• The task:
Copy each record exactly as it reads, leaving out any pictures it holds.
──────── Data under study ────────
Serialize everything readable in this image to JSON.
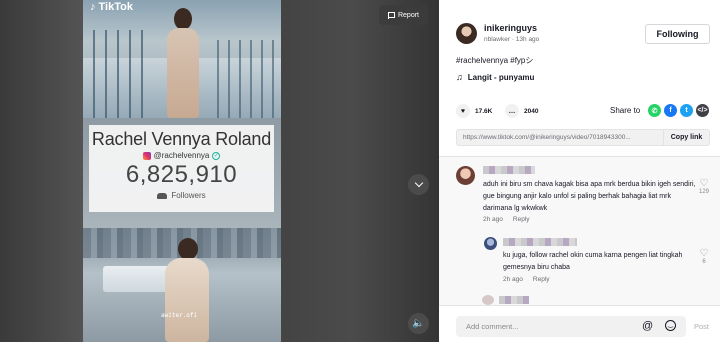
{
  "player": {
    "logo_text": "TikTok",
    "report_label": "Report",
    "watermark": "awiter.ofi"
  },
  "overlay_card": {
    "name": "Rachel Vennya Roland",
    "handle": "@rachelvennya",
    "count": "6,825,910",
    "followers_label": "Followers"
  },
  "author": {
    "username": "inikeringuys",
    "sub": "nblawker · 13h ago",
    "follow_label": "Following"
  },
  "caption": "#rachelvennya #fypシ",
  "music": "Langit - punyamu",
  "stats": {
    "likes": "17.6K",
    "comments": "2040"
  },
  "share": {
    "label": "Share to",
    "icons": [
      "whatsapp-icon",
      "facebook-icon",
      "twitter-icon",
      "embed-icon"
    ],
    "colors": {
      "whatsapp": "#25d366",
      "facebook": "#1877f2",
      "twitter": "#1da1f2",
      "embed": "#3f3f46"
    }
  },
  "link": {
    "url": "https://www.tiktok.com/@inikeringuys/video/7018943300...",
    "copy_label": "Copy link"
  },
  "comments": [
    {
      "text": "aduh ini biru sm chava kagak bisa apa mrk berdua bikin igeh sendiri, gue bingung anjir kalo unfol si paling berhak bahagia liat mrk darimana lg wkwkwk",
      "time": "2h ago",
      "reply_label": "Reply",
      "likes": "129"
    },
    {
      "text": "ku juga, follow rachel okin cuma karna pengen liat tingkah gemesnya biru chaba",
      "time": "2h ago",
      "reply_label": "Reply",
      "likes": "6"
    }
  ],
  "composer": {
    "placeholder": "Add comment...",
    "post_label": "Post"
  }
}
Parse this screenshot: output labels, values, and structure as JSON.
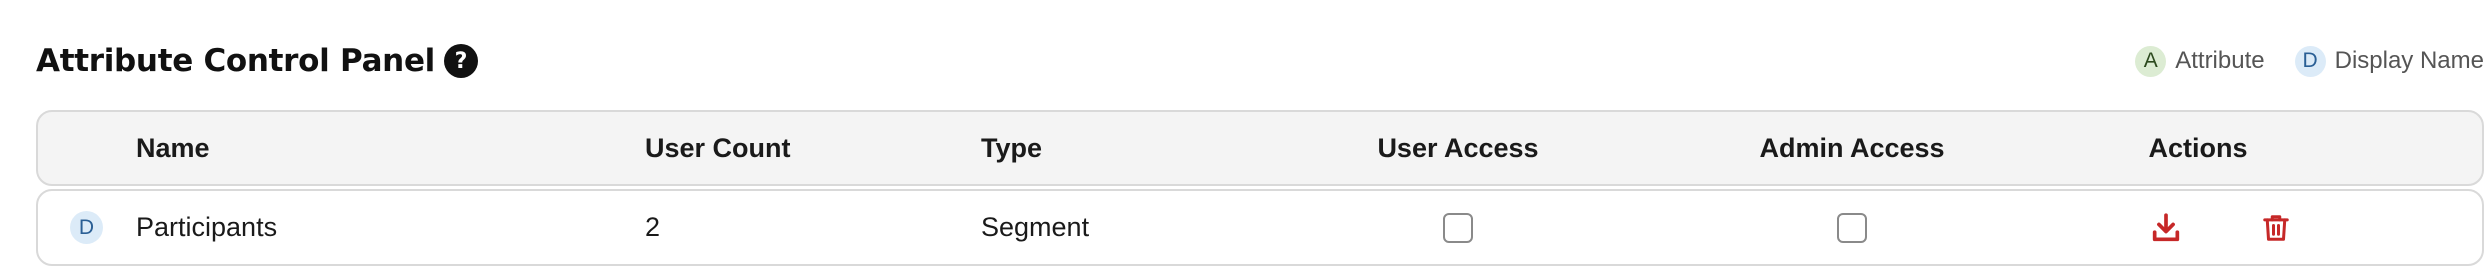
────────
• Expected answer:
Serialize everything readable in this image to JSON.
{
  "player": {
    "logo_text": "TikTok",
    "report_label": "Report",
    "watermark": "awiter.ofi"
  },
  "overlay_card": {
    "name": "Rachel Vennya Roland",
    "handle": "@rachelvennya",
    "count": "6,825,910",
    "followers_label": "Followers"
  },
  "author": {
    "username": "inikeringuys",
    "sub": "nblawker · 13h ago",
    "follow_label": "Following"
  },
  "caption": "#rachelvennya #fypシ",
  "music": "Langit - punyamu",
  "stats": {
    "likes": "17.6K",
    "comments": "2040"
  },
  "share": {
    "label": "Share to",
    "icons": [
      "whatsapp-icon",
      "facebook-icon",
      "twitter-icon",
      "embed-icon"
    ],
    "colors": {
      "whatsapp": "#25d366",
      "facebook": "#1877f2",
      "twitter": "#1da1f2",
      "embed": "#3f3f46"
    }
  },
  "link": {
    "url": "https://www.tiktok.com/@inikeringuys/video/7018943300...",
    "copy_label": "Copy link"
  },
  "comments": [
    {
      "text": "aduh ini biru sm chava kagak bisa apa mrk berdua bikin igeh sendiri, gue bingung anjir kalo unfol si paling berhak bahagia liat mrk darimana lg wkwkwk",
      "time": "2h ago",
      "reply_label": "Reply",
      "likes": "129"
    },
    {
      "text": "ku juga, follow rachel okin cuma karna pengen liat tingkah gemesnya biru chaba",
      "time": "2h ago",
      "reply_label": "Reply",
      "likes": "6"
    }
  ],
  "composer": {
    "placeholder": "Add comment...",
    "post_label": "Post"
  }
}
Parse this screenshot: output labels, values, and structure as JSON.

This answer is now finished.